[Dataset entries]
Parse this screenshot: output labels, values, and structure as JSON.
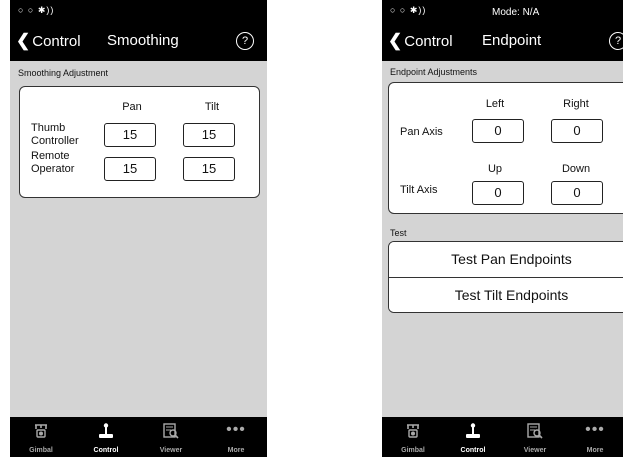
{
  "screen1": {
    "status": "○ ○  ✱))",
    "back_label": "Control",
    "title": "Smoothing",
    "help": "?",
    "section": "Smoothing Adjustment",
    "col_pan": "Pan",
    "col_tilt": "Tilt",
    "rows": [
      {
        "label": "Thumb Controller",
        "pan": "15",
        "tilt": "15"
      },
      {
        "label": "Remote Operator",
        "pan": "15",
        "tilt": "15"
      }
    ]
  },
  "screen2": {
    "status": "○ ○  ✱))",
    "mode": "Mode: N/A",
    "back_label": "Control",
    "title": "Endpoint",
    "help": "?",
    "section": "Endpoint Adjustments",
    "pan_axis": {
      "label": "Pan Axis",
      "left_label": "Left",
      "right_label": "Right",
      "left": "0",
      "right": "0"
    },
    "tilt_axis": {
      "label": "Tilt Axis",
      "up_label": "Up",
      "down_label": "Down",
      "up": "0",
      "down": "0"
    },
    "test_section": "Test",
    "test_pan": "Test Pan Endpoints",
    "test_tilt": "Test Tilt Endpoints"
  },
  "tabs": [
    {
      "label": "Gimbal",
      "icon": "gimbal-icon"
    },
    {
      "label": "Control",
      "icon": "joystick-icon"
    },
    {
      "label": "Viewer",
      "icon": "viewer-icon"
    },
    {
      "label": "More",
      "icon": "more-icon"
    }
  ],
  "active_tab": "Control"
}
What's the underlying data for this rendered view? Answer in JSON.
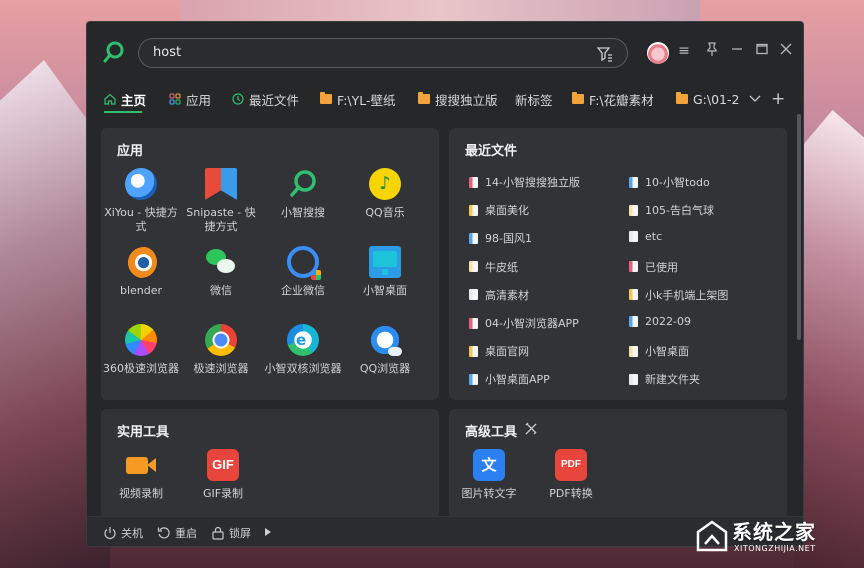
{
  "search": {
    "value": "host"
  },
  "tabs": [
    {
      "label": "主页",
      "icon": "home-icon"
    },
    {
      "label": "应用",
      "icon": "apps-grid-icon"
    },
    {
      "label": "最近文件",
      "icon": "clock-icon"
    },
    {
      "label": "F:\\YL-壁纸",
      "icon": "folder-icon"
    },
    {
      "label": "搜搜独立版",
      "icon": "folder-icon"
    },
    {
      "label": "新标签",
      "icon": ""
    },
    {
      "label": "F:\\花瓣素材",
      "icon": "folder-icon"
    },
    {
      "label": "G:\\01-2",
      "icon": "folder-icon"
    }
  ],
  "apps_panel": {
    "title": "应用",
    "items": [
      {
        "label": "XiYou - 快捷方式",
        "icon": "xiyou-icon"
      },
      {
        "label": "Snipaste - 快捷方式",
        "icon": "snipaste-icon"
      },
      {
        "label": "小智搜搜",
        "icon": "search-app-icon"
      },
      {
        "label": "QQ音乐",
        "icon": "qq-music-icon"
      },
      {
        "label": "blender",
        "icon": "blender-icon"
      },
      {
        "label": "微信",
        "icon": "wechat-icon"
      },
      {
        "label": "企业微信",
        "icon": "wecom-icon"
      },
      {
        "label": "小智桌面",
        "icon": "desktop-app-icon"
      },
      {
        "label": "360极速浏览器",
        "icon": "360-browser-icon"
      },
      {
        "label": "极速浏览器",
        "icon": "chrome-icon"
      },
      {
        "label": "小智双核浏览器",
        "icon": "dual-core-browser-icon"
      },
      {
        "label": "QQ浏览器",
        "icon": "qq-browser-icon"
      }
    ]
  },
  "recent_panel": {
    "title": "最近文件",
    "left": [
      "14-小智搜搜独立版",
      "桌面美化",
      "98-国风1",
      "牛皮纸",
      "高清素材",
      "04-小智浏览器APP",
      "桌面官网",
      "小智桌面APP"
    ],
    "right": [
      "10-小智todo",
      "105-告白气球",
      "etc",
      "已使用",
      "小k手机端上架图",
      "2022-09",
      "小智桌面",
      "新建文件夹"
    ]
  },
  "tools_panel": {
    "title": "实用工具",
    "items": [
      {
        "label": "视频录制",
        "icon": "video-record-icon"
      },
      {
        "label": "GIF录制",
        "icon": "gif-record-icon",
        "badge": "GIF"
      }
    ]
  },
  "adv_panel": {
    "title": "高级工具",
    "items": [
      {
        "label": "图片转文字",
        "icon": "ocr-icon",
        "badge": "文"
      },
      {
        "label": "PDF转换",
        "icon": "pdf-icon",
        "badge": "PDF"
      }
    ]
  },
  "bottom": {
    "shutdown": "关机",
    "restart": "重启",
    "lock": "锁屏"
  },
  "watermark": {
    "text": "系统之家",
    "sub": "XITONGZHIJIA.NET"
  },
  "colors": {
    "accent": "#2fbf6f",
    "folder": "#f2a33a",
    "panel": "#313337",
    "window": "#252729"
  }
}
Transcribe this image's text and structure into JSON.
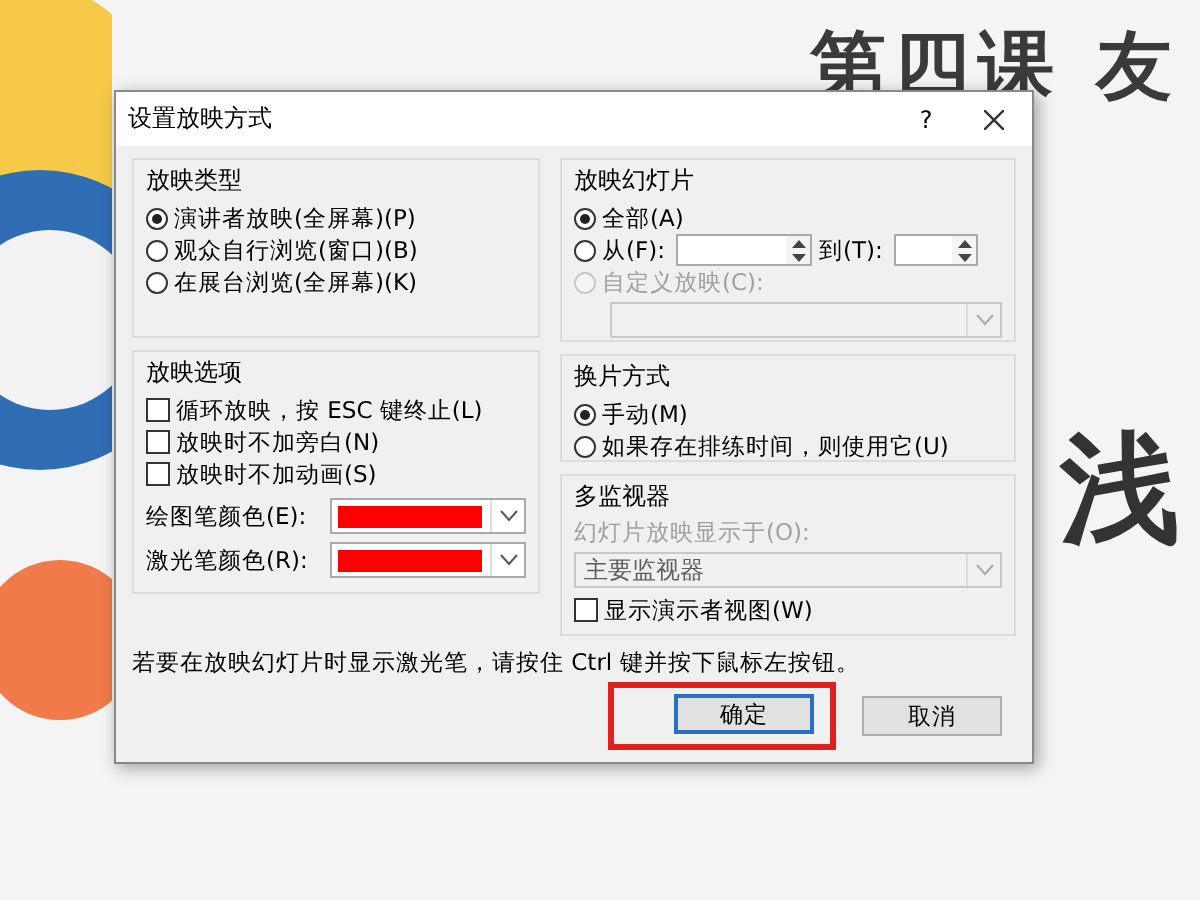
{
  "slide": {
    "title": "第四课 友",
    "word": "浅"
  },
  "dialog": {
    "title": "设置放映方式",
    "help": "?",
    "show_type": {
      "title": "放映类型",
      "options": [
        {
          "label": "演讲者放映(全屏幕)(P)",
          "selected": true
        },
        {
          "label": "观众自行浏览(窗口)(B)",
          "selected": false
        },
        {
          "label": "在展台浏览(全屏幕)(K)",
          "selected": false
        }
      ]
    },
    "show_options": {
      "title": "放映选项",
      "checkboxes": [
        {
          "label": "循环放映，按 ESC 键终止(L)",
          "checked": false
        },
        {
          "label": "放映时不加旁白(N)",
          "checked": false
        },
        {
          "label": "放映时不加动画(S)",
          "checked": false
        }
      ],
      "pens": [
        {
          "label": "绘图笔颜色(E):",
          "color": "#ff0000"
        },
        {
          "label": "激光笔颜色(R):",
          "color": "#ff0000"
        }
      ]
    },
    "show_slides": {
      "title": "放映幻灯片",
      "options": [
        {
          "kind": "plain",
          "label": "全部(A)",
          "selected": true,
          "disabled": false
        },
        {
          "kind": "range",
          "label": "从(F):",
          "to_label": "到(T):",
          "selected": false,
          "disabled": false
        },
        {
          "kind": "custom",
          "label": "自定义放映(C):",
          "selected": false,
          "disabled": true
        }
      ]
    },
    "advance": {
      "title": "换片方式",
      "options": [
        {
          "label": "手动(M)",
          "selected": true
        },
        {
          "label": "如果存在排练时间，则使用它(U)",
          "selected": false
        }
      ]
    },
    "monitors": {
      "title": "多监视器",
      "label": "幻灯片放映显示于(O):",
      "value": "主要监视器",
      "disabled": true,
      "checkbox": {
        "label": "显示演示者视图(W)",
        "checked": false
      }
    },
    "hint": "若要在放映幻灯片时显示激光笔，请按住 Ctrl 键并按下鼠标左按钮。",
    "buttons": [
      {
        "label": "确定",
        "default": true,
        "highlighted": true
      },
      {
        "label": "取消",
        "default": false,
        "highlighted": false
      }
    ]
  }
}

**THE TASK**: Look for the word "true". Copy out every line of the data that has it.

**ANSWER TO THIS EXERCISE**:
          "selected": true
          "selected": true,
          "disabled": true
          "selected": true
      "disabled": true,
        "default": true,
        "highlighted": true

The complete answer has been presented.